*Work required*
Restate, in full and unchanged, the entries that follow, but not their pictures.

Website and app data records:
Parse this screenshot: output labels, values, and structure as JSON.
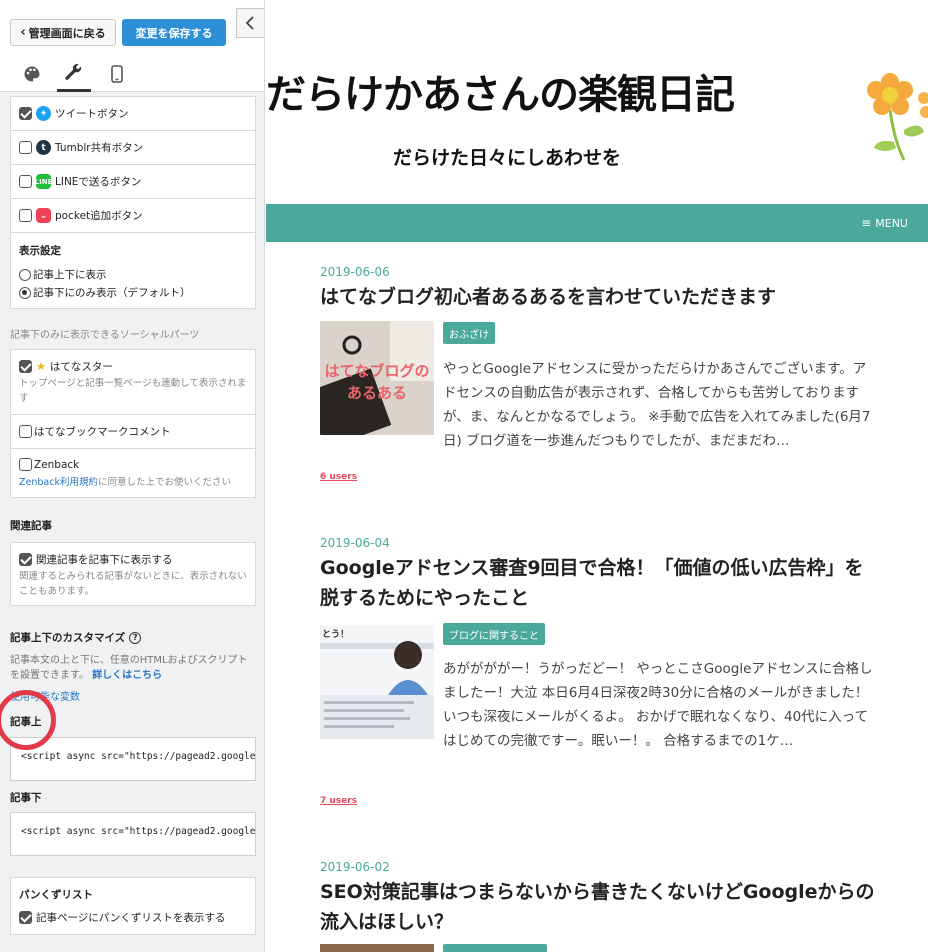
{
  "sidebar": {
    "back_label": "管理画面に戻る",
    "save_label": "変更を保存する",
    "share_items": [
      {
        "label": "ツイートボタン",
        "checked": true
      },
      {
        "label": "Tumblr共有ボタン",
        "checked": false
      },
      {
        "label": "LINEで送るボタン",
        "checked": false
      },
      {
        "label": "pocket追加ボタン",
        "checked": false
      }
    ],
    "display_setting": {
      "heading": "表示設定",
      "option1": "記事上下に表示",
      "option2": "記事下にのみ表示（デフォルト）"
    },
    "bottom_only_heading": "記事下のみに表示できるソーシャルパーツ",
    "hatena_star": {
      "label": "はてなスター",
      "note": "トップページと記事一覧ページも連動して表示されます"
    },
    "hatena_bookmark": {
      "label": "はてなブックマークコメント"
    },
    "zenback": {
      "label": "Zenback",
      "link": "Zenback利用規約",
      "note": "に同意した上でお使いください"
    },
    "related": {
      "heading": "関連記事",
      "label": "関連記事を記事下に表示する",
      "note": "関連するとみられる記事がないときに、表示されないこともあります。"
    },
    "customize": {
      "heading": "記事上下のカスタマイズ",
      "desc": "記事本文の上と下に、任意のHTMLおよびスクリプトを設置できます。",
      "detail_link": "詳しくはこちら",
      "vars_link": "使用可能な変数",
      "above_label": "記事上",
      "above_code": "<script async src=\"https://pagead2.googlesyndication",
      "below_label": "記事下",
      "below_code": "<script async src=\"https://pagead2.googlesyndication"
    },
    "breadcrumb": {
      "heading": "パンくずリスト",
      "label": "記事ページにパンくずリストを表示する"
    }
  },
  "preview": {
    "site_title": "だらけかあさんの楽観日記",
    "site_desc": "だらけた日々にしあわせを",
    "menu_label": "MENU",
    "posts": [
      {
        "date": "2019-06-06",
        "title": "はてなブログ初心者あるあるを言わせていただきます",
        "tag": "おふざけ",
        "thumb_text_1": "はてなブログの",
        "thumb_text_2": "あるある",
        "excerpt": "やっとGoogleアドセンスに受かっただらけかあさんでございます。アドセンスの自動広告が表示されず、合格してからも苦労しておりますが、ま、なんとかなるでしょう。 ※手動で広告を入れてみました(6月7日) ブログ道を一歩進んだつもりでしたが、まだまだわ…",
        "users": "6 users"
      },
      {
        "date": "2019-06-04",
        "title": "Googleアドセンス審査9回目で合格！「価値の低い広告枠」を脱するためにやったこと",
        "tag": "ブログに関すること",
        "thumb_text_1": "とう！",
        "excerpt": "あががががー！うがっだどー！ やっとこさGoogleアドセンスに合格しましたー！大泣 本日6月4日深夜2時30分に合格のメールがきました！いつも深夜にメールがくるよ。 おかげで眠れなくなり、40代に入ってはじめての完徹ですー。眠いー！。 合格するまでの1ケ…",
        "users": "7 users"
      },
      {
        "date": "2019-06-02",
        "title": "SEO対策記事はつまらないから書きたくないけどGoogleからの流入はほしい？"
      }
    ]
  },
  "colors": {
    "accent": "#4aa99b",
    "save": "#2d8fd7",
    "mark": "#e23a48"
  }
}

*Answer area*
Parse this screenshot: output labels, values, and structure as JSON.
{
  "sidebar": {
    "back_label": "管理画面に戻る",
    "save_label": "変更を保存する",
    "share_items": [
      {
        "label": "ツイートボタン",
        "checked": true
      },
      {
        "label": "Tumblr共有ボタン",
        "checked": false
      },
      {
        "label": "LINEで送るボタン",
        "checked": false
      },
      {
        "label": "pocket追加ボタン",
        "checked": false
      }
    ],
    "display_setting": {
      "heading": "表示設定",
      "option1": "記事上下に表示",
      "option2": "記事下にのみ表示（デフォルト）"
    },
    "bottom_only_heading": "記事下のみに表示できるソーシャルパーツ",
    "hatena_star": {
      "label": "はてなスター",
      "note": "トップページと記事一覧ページも連動して表示されます"
    },
    "hatena_bookmark": {
      "label": "はてなブックマークコメント"
    },
    "zenback": {
      "label": "Zenback",
      "link": "Zenback利用規約",
      "note": "に同意した上でお使いください"
    },
    "related": {
      "heading": "関連記事",
      "label": "関連記事を記事下に表示する",
      "note": "関連するとみられる記事がないときに、表示されないこともあります。"
    },
    "customize": {
      "heading": "記事上下のカスタマイズ",
      "desc": "記事本文の上と下に、任意のHTMLおよびスクリプトを設置できます。",
      "detail_link": "詳しくはこちら",
      "vars_link": "使用可能な変数",
      "above_label": "記事上",
      "above_code": "<script async src=\"https://pagead2.googlesyndication",
      "below_label": "記事下",
      "below_code": "<script async src=\"https://pagead2.googlesyndication"
    },
    "breadcrumb": {
      "heading": "パンくずリスト",
      "label": "記事ページにパンくずリストを表示する"
    }
  },
  "preview": {
    "site_title": "だらけかあさんの楽観日記",
    "site_desc": "だらけた日々にしあわせを",
    "menu_label": "MENU",
    "posts": [
      {
        "date": "2019-06-06",
        "title": "はてなブログ初心者あるあるを言わせていただきます",
        "tag": "おふざけ",
        "thumb_text_1": "はてなブログの",
        "thumb_text_2": "あるある",
        "excerpt": "やっとGoogleアドセンスに受かっただらけかあさんでございます。アドセンスの自動広告が表示されず、合格してからも苦労しておりますが、ま、なんとかなるでしょう。 ※手動で広告を入れてみました(6月7日) ブログ道を一歩進んだつもりでしたが、まだまだわ…",
        "users": "6 users"
      },
      {
        "date": "2019-06-04",
        "title": "Googleアドセンス審査9回目で合格！「価値の低い広告枠」を脱するためにやったこと",
        "tag": "ブログに関すること",
        "thumb_text_1": "とう！",
        "excerpt": "あががががー！うがっだどー！ やっとこさGoogleアドセンスに合格しましたー！大泣 本日6月4日深夜2時30分に合格のメールがきました！いつも深夜にメールがくるよ。 おかげで眠れなくなり、40代に入ってはじめての完徹ですー。眠いー！。 合格するまでの1ケ…",
        "users": "7 users"
      },
      {
        "date": "2019-06-02",
        "title": "SEO対策記事はつまらないから書きたくないけどGoogleからの流入はほしい？"
      }
    ]
  },
  "colors": {
    "accent": "#4aa99b",
    "save": "#2d8fd7",
    "mark": "#e23a48"
  }
}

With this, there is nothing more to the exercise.